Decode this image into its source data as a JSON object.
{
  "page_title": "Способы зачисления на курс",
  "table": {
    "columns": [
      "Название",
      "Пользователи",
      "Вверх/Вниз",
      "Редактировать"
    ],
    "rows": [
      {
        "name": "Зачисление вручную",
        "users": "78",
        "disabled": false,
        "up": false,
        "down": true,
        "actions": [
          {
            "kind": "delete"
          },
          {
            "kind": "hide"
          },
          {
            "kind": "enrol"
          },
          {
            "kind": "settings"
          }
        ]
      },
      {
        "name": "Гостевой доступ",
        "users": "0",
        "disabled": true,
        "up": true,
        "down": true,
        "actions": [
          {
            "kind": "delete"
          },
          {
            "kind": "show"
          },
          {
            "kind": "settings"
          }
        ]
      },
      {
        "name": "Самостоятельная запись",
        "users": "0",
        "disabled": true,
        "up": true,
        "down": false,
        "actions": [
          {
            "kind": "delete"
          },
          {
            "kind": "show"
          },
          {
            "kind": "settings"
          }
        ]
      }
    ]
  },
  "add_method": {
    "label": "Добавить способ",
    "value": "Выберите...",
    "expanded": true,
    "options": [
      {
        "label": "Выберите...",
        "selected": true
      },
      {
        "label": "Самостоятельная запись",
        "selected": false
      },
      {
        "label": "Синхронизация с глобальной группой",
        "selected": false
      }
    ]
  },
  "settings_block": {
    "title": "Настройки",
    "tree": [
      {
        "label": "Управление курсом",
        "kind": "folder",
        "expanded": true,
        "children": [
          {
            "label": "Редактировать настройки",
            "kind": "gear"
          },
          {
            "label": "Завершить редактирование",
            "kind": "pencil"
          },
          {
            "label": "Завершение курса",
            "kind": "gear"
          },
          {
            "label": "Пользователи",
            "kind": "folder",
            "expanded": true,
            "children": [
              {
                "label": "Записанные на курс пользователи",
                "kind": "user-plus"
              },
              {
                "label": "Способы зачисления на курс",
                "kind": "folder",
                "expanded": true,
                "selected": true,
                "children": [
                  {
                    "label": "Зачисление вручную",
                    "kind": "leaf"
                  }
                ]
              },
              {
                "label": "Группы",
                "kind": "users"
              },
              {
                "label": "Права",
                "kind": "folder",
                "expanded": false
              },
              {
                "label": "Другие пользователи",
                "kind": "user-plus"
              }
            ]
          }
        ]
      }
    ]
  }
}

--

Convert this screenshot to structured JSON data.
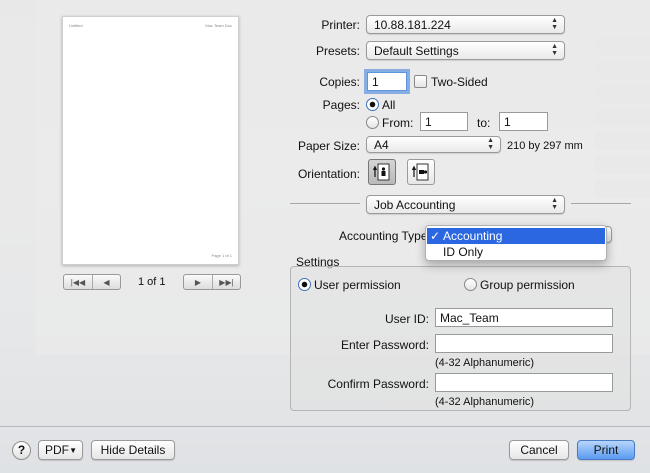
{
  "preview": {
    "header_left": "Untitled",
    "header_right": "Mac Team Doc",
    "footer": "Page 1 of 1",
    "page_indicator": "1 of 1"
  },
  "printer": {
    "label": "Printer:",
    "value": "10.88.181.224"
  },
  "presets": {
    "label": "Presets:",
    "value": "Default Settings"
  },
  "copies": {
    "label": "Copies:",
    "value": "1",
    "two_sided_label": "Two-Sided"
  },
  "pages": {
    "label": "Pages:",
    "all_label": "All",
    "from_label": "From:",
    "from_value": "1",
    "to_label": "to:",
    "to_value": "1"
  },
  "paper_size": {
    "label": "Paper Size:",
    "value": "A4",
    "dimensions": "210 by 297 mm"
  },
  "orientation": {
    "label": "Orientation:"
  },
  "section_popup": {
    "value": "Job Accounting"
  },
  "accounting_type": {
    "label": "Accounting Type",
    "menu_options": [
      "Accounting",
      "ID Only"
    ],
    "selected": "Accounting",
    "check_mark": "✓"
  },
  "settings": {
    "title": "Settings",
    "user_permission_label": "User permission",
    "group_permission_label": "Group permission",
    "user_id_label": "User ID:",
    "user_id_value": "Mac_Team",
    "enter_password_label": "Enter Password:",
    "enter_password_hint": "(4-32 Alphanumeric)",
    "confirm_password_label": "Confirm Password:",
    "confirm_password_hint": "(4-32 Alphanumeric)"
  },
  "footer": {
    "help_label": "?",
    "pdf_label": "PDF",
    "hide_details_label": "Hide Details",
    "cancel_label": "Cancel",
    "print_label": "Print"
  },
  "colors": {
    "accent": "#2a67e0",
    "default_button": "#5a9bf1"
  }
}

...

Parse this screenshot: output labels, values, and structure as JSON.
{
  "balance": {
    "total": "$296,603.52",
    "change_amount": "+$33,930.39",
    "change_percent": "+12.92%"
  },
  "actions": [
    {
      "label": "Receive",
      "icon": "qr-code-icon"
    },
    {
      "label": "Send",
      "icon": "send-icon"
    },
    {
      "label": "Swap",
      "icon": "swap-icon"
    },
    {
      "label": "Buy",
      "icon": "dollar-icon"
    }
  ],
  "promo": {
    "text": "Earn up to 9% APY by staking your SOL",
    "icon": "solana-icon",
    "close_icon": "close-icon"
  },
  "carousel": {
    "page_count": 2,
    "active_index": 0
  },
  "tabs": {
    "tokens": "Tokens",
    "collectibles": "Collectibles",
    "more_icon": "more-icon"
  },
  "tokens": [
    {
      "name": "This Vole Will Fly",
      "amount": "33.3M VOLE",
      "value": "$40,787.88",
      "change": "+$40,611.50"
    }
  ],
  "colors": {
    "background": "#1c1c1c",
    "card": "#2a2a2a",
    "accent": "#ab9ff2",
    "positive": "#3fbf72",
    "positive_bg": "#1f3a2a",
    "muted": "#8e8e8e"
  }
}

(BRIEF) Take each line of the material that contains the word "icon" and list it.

(OUTPUT FOR THIS TASK)
      "icon": "qr-code-icon"
      "icon": "send-icon"
      "icon": "swap-icon"
      "icon": "dollar-icon"
    "icon": "solana-icon",
    "close_icon": "close-icon"
    "more_icon": "more-icon"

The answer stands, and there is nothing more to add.